Scales said Rodriguez was “one of the first guys [he] met” when he moved to Miami after college. Scales said the two had lost touch for several years before seeing each other in 2019 for a University of Miami game against the University of Florida. According to his statement, Scales lent Rodriguez money about 20 years ago and also gave Rodriguez two tickets to the aforementioned football game.
The two, according to Scales, wouldn’t see each other again until the handoff at a bank in Southwest Miami-Dade on Nov. 19, 2020. When the two saw each other, Scales said he withheld $400 from the $9,000 for the football tickets.
Through the interview, Scales said he never asked Artiles or Rodriguez why the money was needed.
“All I know is that Frank needed the money,” Scales stated. “I’ve known my brother-in-law for a long time. I trust him. He said Alex was picking it up for him. That’s all I needed to know.”
Scales said he was reimbursed by Artiles three weeks later.
He said since the shill candidate scheme was reported he spoke to him one more time, “I think one night after a couple of beers at my house, I called him up, hey. How are you doing? He said, fine and the conversation didn’t go anywhere.”
Scales says Artiles came over to watch the Super Bowl at his home and began speaking “about the money and the situation” to which Scales said he responded, “I don’t want to be dragged into this and if you do drag me into this, I’m going to hire an attorney. But you know, I lent you the money. As far as I know I lent you the money. It was [a] loan to you.”
Artiles would call him again a few weeks later, before the raid on his home, according to his statement.

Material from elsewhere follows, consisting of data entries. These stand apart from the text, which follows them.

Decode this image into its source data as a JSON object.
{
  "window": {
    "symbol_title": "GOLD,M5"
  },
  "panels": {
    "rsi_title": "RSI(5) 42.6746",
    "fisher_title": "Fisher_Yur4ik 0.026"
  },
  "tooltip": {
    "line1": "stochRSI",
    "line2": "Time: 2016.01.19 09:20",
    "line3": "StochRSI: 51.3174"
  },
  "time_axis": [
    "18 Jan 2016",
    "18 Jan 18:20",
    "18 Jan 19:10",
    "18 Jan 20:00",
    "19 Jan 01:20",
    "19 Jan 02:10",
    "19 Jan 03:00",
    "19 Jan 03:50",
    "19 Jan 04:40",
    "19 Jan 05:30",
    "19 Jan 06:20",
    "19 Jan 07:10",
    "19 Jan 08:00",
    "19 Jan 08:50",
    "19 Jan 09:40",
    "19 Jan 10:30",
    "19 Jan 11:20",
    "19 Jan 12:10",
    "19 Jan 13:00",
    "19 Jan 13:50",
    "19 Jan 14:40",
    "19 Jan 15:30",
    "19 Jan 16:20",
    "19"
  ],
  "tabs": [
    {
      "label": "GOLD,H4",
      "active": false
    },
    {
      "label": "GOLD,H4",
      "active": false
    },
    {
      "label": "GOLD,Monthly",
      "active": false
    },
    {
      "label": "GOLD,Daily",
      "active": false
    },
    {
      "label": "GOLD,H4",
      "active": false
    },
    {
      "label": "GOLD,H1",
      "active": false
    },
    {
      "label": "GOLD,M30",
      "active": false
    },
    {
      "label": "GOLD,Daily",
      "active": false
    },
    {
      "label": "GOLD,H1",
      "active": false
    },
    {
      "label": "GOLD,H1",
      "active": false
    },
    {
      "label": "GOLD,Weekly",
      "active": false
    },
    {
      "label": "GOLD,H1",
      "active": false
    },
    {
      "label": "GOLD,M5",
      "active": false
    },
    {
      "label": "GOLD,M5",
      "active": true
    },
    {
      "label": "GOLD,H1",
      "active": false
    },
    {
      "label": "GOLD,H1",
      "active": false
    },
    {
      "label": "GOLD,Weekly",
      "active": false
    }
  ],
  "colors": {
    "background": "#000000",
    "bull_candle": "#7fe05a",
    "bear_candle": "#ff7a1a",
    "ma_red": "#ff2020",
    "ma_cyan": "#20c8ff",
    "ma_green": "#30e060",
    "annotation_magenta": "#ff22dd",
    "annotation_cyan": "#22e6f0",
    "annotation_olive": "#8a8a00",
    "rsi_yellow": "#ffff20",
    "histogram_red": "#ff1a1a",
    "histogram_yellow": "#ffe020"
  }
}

Scales said, “About a month ago, he called me up, he goes, you got a gun safe? I go, yeah. I got a gun safe. And he goes, I’m going to bring my guns over to your house. So he brought over about eight guns. Stored them in my gun safe. Didn’t ask him why. Didn’t say why. And he left.”